Butler jumped in front of Ricardo Lockette to snare the ball and save the Patriots’ day. But in truth, it was his second save of the game, the first having come just two plays before the “catch,” the play of the game, that is, until Butler’s interception. 

The catch I refer to was Jermaine Kearse’s remarkable, unbelievable, mind- boggling, juggling snatch of a ball defended and deflected by Butler, what at first appeared to be a superb defensive play by the unheralded, undrafted small college defensive back. But if you followed the play to its conclusion, what most if not all reporters and commentators have ignored, is that the play did not end when Kearse eventually caught the ball lying flat on his back around New England’s eight yard line. He got up and would have scored if not for Butler’s presence of mind to scramble up from the turf and push Kearse out of bounds at the five yard line.

One more thing of note about Malcolm Butler: In all the interviews I read and saw Butler never thanked God. Oh, he said he was blessed, but he didn’t follow that with the trite trope of thanking God, as many athletes do, as if God somehow favored the Patriots and didn’t care about the Seahawks.

And for those who didn’t come across this analysis of Butler’s interception, it was made possible because his teammate, Brandon Browner, wouldn’t allow himself to be pushed back by Kearse, which would have blocked Butler’s direct path to the ball. Browner is the unsung hero of Butler’s heroics. 

Here’s how Tuesday’s New York Times described it, though in truth I heard ESPN analyst and former head coach Herman Edwards break it down on Monday ( 

I also heard an ESPN analyst explain that in forcefully going for the ball Butler legally banged into Lockette’s arms, effectively pushing them up and away from any chance of catching the pass from Wilson. 

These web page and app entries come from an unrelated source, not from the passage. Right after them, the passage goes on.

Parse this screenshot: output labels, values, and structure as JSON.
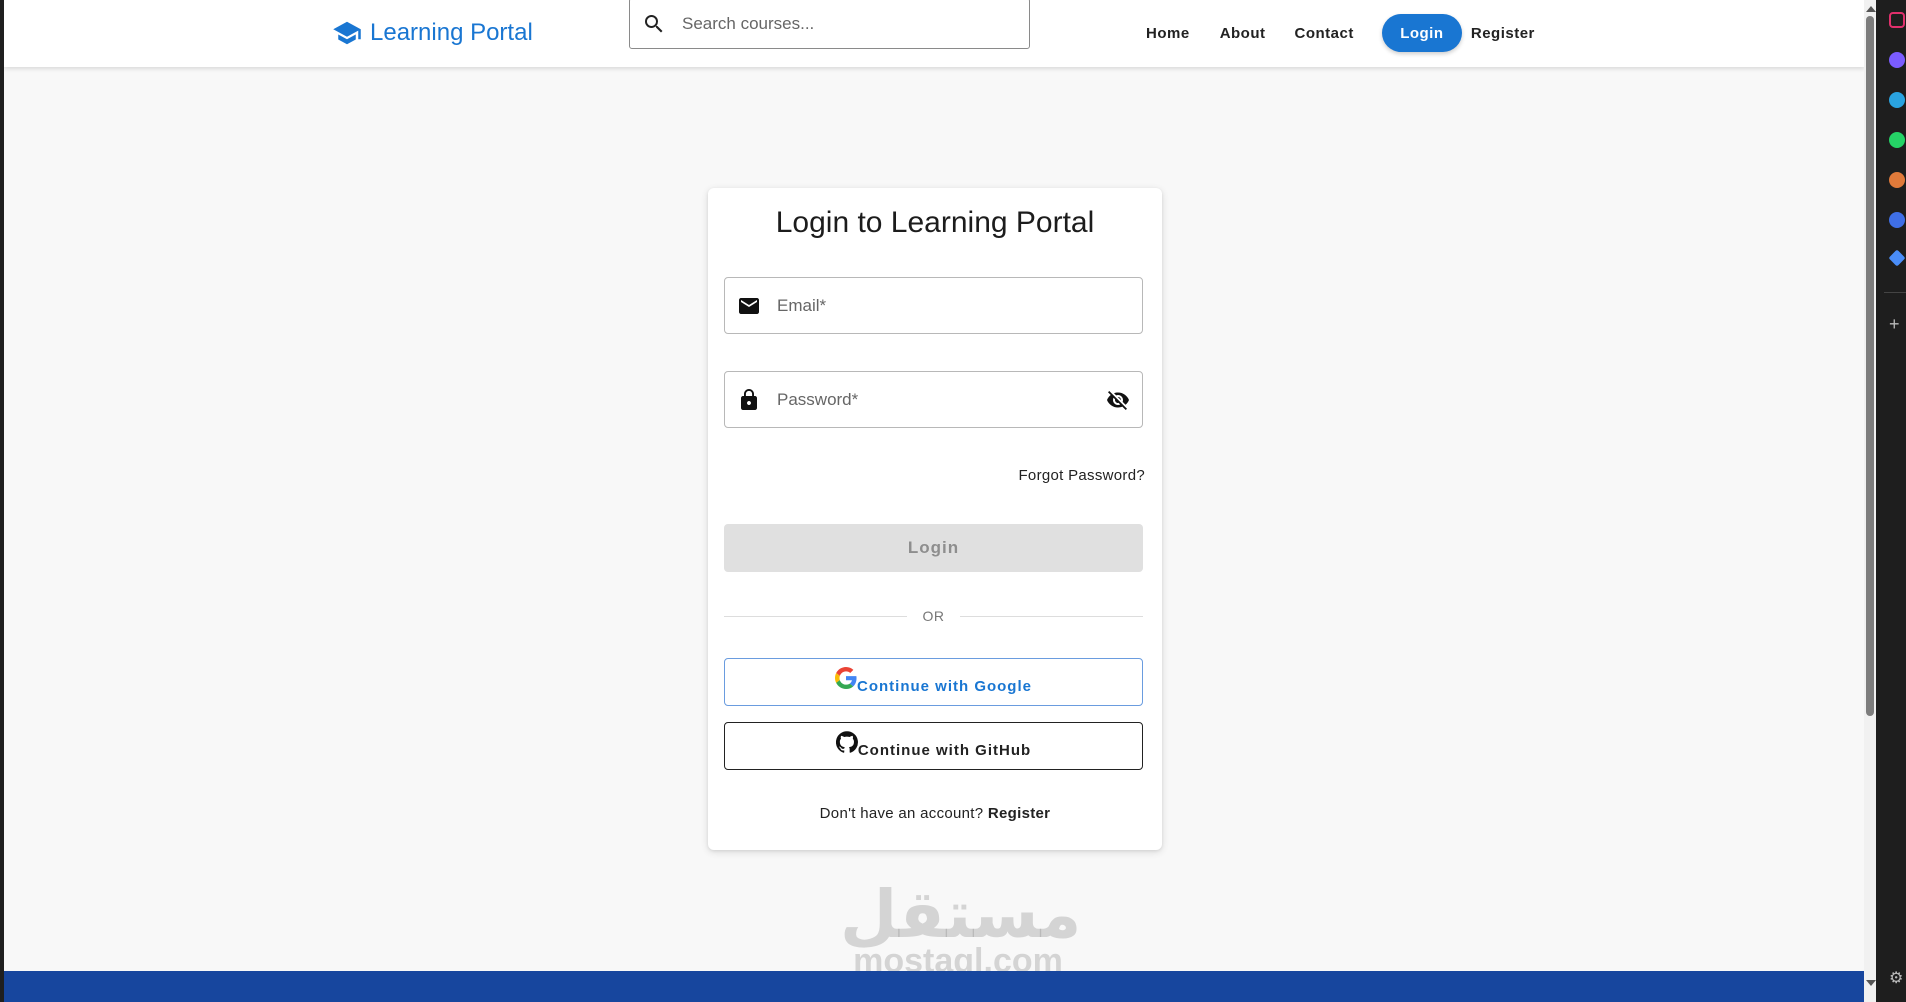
{
  "header": {
    "brand": "Learning Portal",
    "search_placeholder": "Search courses...",
    "nav": {
      "home": "Home",
      "about": "About",
      "contact": "Contact",
      "login": "Login",
      "register": "Register"
    }
  },
  "card": {
    "title": "Login to Learning Portal",
    "email_placeholder": "Email*",
    "password_placeholder": "Password*",
    "forgot": "Forgot Password?",
    "login_button": "Login",
    "or": "OR",
    "google_button": "Continue with Google",
    "github_button": "Continue with GitHub",
    "no_account": "Don't have an account?",
    "register_link": "Register"
  },
  "watermark": {
    "arabic": "مستقل",
    "latin": "mostaql.com"
  },
  "icons": {
    "brand": "school-icon",
    "search": "search-icon",
    "email": "email-icon",
    "password": "lock-icon",
    "visibility": "visibility-off-icon",
    "google": "google-icon",
    "github": "github-icon"
  },
  "colors": {
    "primary": "#1976d2",
    "footer": "#17469e",
    "disabled_button": "#e0e0e0"
  }
}
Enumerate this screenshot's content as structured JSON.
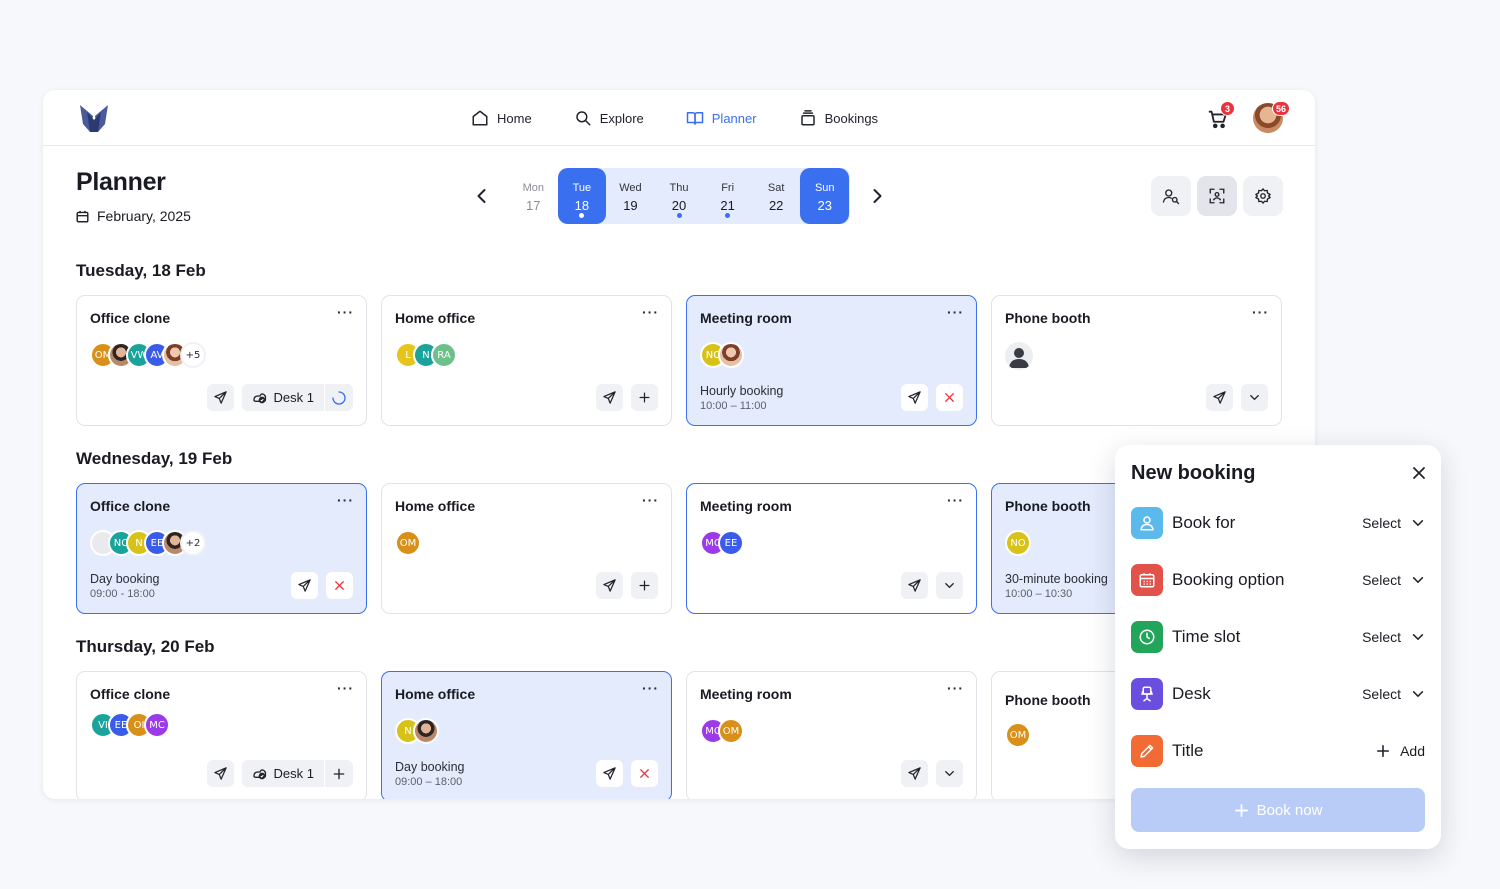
{
  "nav": [
    {
      "label": "Home",
      "icon": "home-icon"
    },
    {
      "label": "Explore",
      "icon": "search-icon"
    },
    {
      "label": "Planner",
      "icon": "book-icon"
    },
    {
      "label": "Bookings",
      "icon": "stack-icon"
    }
  ],
  "header": {
    "cart_count": "3",
    "notif_count": "56"
  },
  "page": {
    "title": "Planner",
    "month": "February, 2025"
  },
  "week": [
    {
      "name": "Mon",
      "num": "17"
    },
    {
      "name": "Tue",
      "num": "18"
    },
    {
      "name": "Wed",
      "num": "19"
    },
    {
      "name": "Thu",
      "num": "20"
    },
    {
      "name": "Fri",
      "num": "21"
    },
    {
      "name": "Sat",
      "num": "22"
    },
    {
      "name": "Sun",
      "num": "23"
    }
  ],
  "sections": [
    {
      "title": "Tuesday, 18 Feb",
      "cards": [
        {
          "title": "Office clone",
          "avatars": [
            "OM",
            "",
            "VW",
            "AV",
            "",
            "+5"
          ],
          "desk": "Desk 1"
        },
        {
          "title": "Home office",
          "avatars": [
            "L",
            "N",
            "RA"
          ]
        },
        {
          "title": "Meeting room",
          "avatars": [
            "NC",
            ""
          ],
          "booking": "Hourly booking",
          "time": "10:00 – 11:00"
        },
        {
          "title": "Phone booth"
        }
      ]
    },
    {
      "title": "Wednesday, 19 Feb",
      "cards": [
        {
          "title": "Office clone",
          "avatars": [
            "",
            "NC",
            "N",
            "EE",
            "",
            "+2"
          ],
          "booking": "Day booking",
          "time": "09:00 - 18:00"
        },
        {
          "title": "Home office",
          "avatars": [
            "OM"
          ]
        },
        {
          "title": "Meeting room",
          "avatars": [
            "MC",
            "EE"
          ]
        },
        {
          "title": "Phone booth",
          "avatars": [
            "NO"
          ],
          "booking": "30-minute booking",
          "time": "10:00 – 10:30"
        }
      ]
    },
    {
      "title": "Thursday, 20 Feb",
      "cards": [
        {
          "title": "Office clone",
          "avatars": [
            "VI",
            "EE",
            "OI",
            "MC"
          ],
          "desk": "Desk 1"
        },
        {
          "title": "Home office",
          "avatars": [
            "N",
            ""
          ],
          "booking": "Day booking",
          "time": "09:00 – 18:00"
        },
        {
          "title": "Meeting room",
          "avatars": [
            "MC",
            "OM"
          ]
        },
        {
          "title": "Phone booth",
          "avatars": [
            "OM"
          ]
        }
      ]
    }
  ],
  "new_booking": {
    "title": "New booking",
    "rows": [
      {
        "label": "Book for",
        "action": "Select"
      },
      {
        "label": "Booking option",
        "action": "Select"
      },
      {
        "label": "Time slot",
        "action": "Select"
      },
      {
        "label": "Desk",
        "action": "Select"
      },
      {
        "label": "Title",
        "action": "Add"
      }
    ],
    "button": "Book now"
  },
  "colors": {
    "accent": "#3a6ff0",
    "danger": "#e9333d"
  }
}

Perhaps most fatefully, Butler caught the ball. If he had just knocked it down, Seattle would have had two more chances to punch the ball across the goal line, no doubt by either handing off to Marshawn Lynch or by Wilson bootlegging it into the end zone.